Start of EXTRACTED RECORDS

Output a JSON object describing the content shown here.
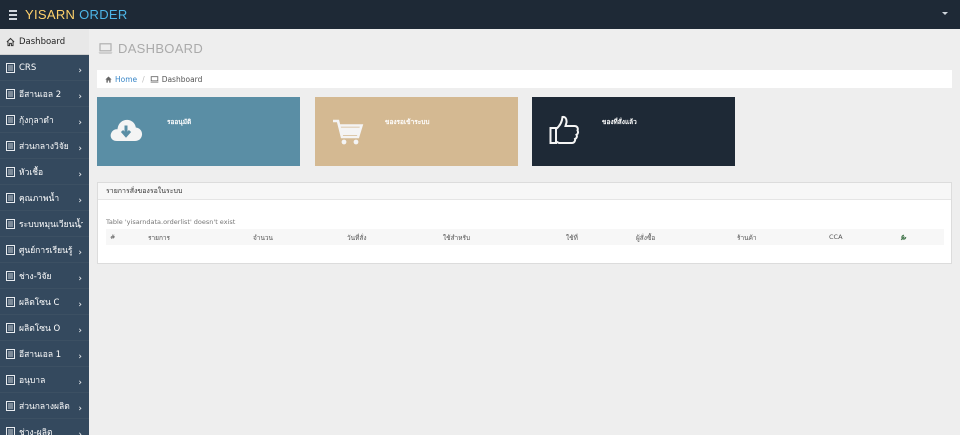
{
  "app": {
    "brand_part1": "YISARN",
    "brand_part2": " ORDER",
    "brand_color1": "#ffd16b",
    "brand_color2": "#4db6e8"
  },
  "sidebar": {
    "items": [
      {
        "label": "Dashboard",
        "icon": "home-icon",
        "active": true
      },
      {
        "label": "CRS",
        "icon": "document-icon"
      },
      {
        "label": "อีสานเอล 2",
        "icon": "document-icon"
      },
      {
        "label": "กุ้งกุลาดำ",
        "icon": "document-icon"
      },
      {
        "label": "ส่วนกลางวิจัย",
        "icon": "document-icon"
      },
      {
        "label": "หัวเชื้อ",
        "icon": "document-icon"
      },
      {
        "label": "คุณภาพน้ำ",
        "icon": "document-icon"
      },
      {
        "label": "ระบบหมุนเวียนน้ำ",
        "icon": "document-icon"
      },
      {
        "label": "ศูนย์การเรียนรู้",
        "icon": "document-icon"
      },
      {
        "label": "ช่าง-วิจัย",
        "icon": "document-icon"
      },
      {
        "label": "ผลิตโซน C",
        "icon": "document-icon"
      },
      {
        "label": "ผลิตโซน O",
        "icon": "document-icon"
      },
      {
        "label": "อีสานเอล 1",
        "icon": "document-icon"
      },
      {
        "label": "อนุบาล",
        "icon": "document-icon"
      },
      {
        "label": "ส่วนกลางผลิต",
        "icon": "document-icon"
      },
      {
        "label": "ช่าง-ผลิต",
        "icon": "document-icon"
      }
    ]
  },
  "page": {
    "title": "DASHBOARD",
    "breadcrumb_home": "Home",
    "breadcrumb_current": "Dashboard"
  },
  "tiles": [
    {
      "label": "รออนุมัติ",
      "icon": "cloud-download-icon",
      "color": "#5a8ea5"
    },
    {
      "label": "ของรอเข้าระบบ",
      "icon": "shopping-cart-icon",
      "color": "#d4b992"
    },
    {
      "label": "ของที่สั่งแล้ว",
      "icon": "thumbs-up-icon",
      "color": "#1e2936"
    }
  ],
  "panel": {
    "title": "รายการสั่งของรอในระบบ",
    "error": "Table 'yisarndata.orderlist' doesn't exist",
    "columns": [
      "#",
      "รายการ",
      "จำนวน",
      "วันที่สั่ง",
      "ใช้สำหรับ",
      "ใช้ที่",
      "ผู้สั่งซื้อ",
      "ร้านค้า",
      "CCA"
    ],
    "action_icon": "wrench-icon"
  }
}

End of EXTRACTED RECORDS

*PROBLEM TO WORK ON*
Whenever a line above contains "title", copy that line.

*EXERCISE SOLUTION*
    "title": "DASHBOARD",
    "title": "รายการสั่งของรอในระบบ",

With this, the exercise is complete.